### [ASSIGNMENT]
Reproduce all of the records exactly.

### [Interface dataset entries]
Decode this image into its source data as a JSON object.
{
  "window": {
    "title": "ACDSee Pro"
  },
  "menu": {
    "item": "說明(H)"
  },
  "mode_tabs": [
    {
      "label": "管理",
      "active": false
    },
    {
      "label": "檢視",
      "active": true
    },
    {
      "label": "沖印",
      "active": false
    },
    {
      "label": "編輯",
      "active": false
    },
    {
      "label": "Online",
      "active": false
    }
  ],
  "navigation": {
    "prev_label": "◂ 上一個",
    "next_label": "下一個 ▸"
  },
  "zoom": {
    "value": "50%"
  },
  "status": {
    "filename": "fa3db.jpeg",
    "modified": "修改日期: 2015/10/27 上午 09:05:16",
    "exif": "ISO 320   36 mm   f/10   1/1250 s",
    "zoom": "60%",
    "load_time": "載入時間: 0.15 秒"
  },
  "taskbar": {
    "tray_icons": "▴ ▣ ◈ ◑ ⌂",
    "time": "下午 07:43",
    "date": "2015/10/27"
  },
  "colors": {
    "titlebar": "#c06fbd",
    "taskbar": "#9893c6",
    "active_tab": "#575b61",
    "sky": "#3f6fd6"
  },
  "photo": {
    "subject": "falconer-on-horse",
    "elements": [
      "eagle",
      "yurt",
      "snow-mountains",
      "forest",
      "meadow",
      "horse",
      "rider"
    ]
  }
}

### [THE ANSWER]
Decode this image into its source data as a JSON object.
{
  "window": {
    "title": "ACDSee Pro"
  },
  "menu": {
    "item": "說明(H)"
  },
  "mode_tabs": [
    {
      "label": "管理",
      "active": false
    },
    {
      "label": "檢視",
      "active": true
    },
    {
      "label": "沖印",
      "active": false
    },
    {
      "label": "編輯",
      "active": false
    },
    {
      "label": "Online",
      "active": false
    }
  ],
  "navigation": {
    "prev_label": "◂ 上一個",
    "next_label": "下一個 ▸"
  },
  "zoom": {
    "value": "50%"
  },
  "status": {
    "filename": "fa3db.jpeg",
    "modified": "修改日期: 2015/10/27 上午 09:05:16",
    "exif": "ISO 320   36 mm   f/10   1/1250 s",
    "zoom": "60%",
    "load_time": "載入時間: 0.15 秒"
  },
  "taskbar": {
    "tray_icons": "▴ ▣ ◈ ◑ ⌂",
    "time": "下午 07:43",
    "date": "2015/10/27"
  },
  "colors": {
    "titlebar": "#c06fbd",
    "taskbar": "#9893c6",
    "active_tab": "#575b61",
    "sky": "#3f6fd6"
  },
  "photo": {
    "subject": "falconer-on-horse",
    "elements": [
      "eagle",
      "yurt",
      "snow-mountains",
      "forest",
      "meadow",
      "horse",
      "rider"
    ]
  }
}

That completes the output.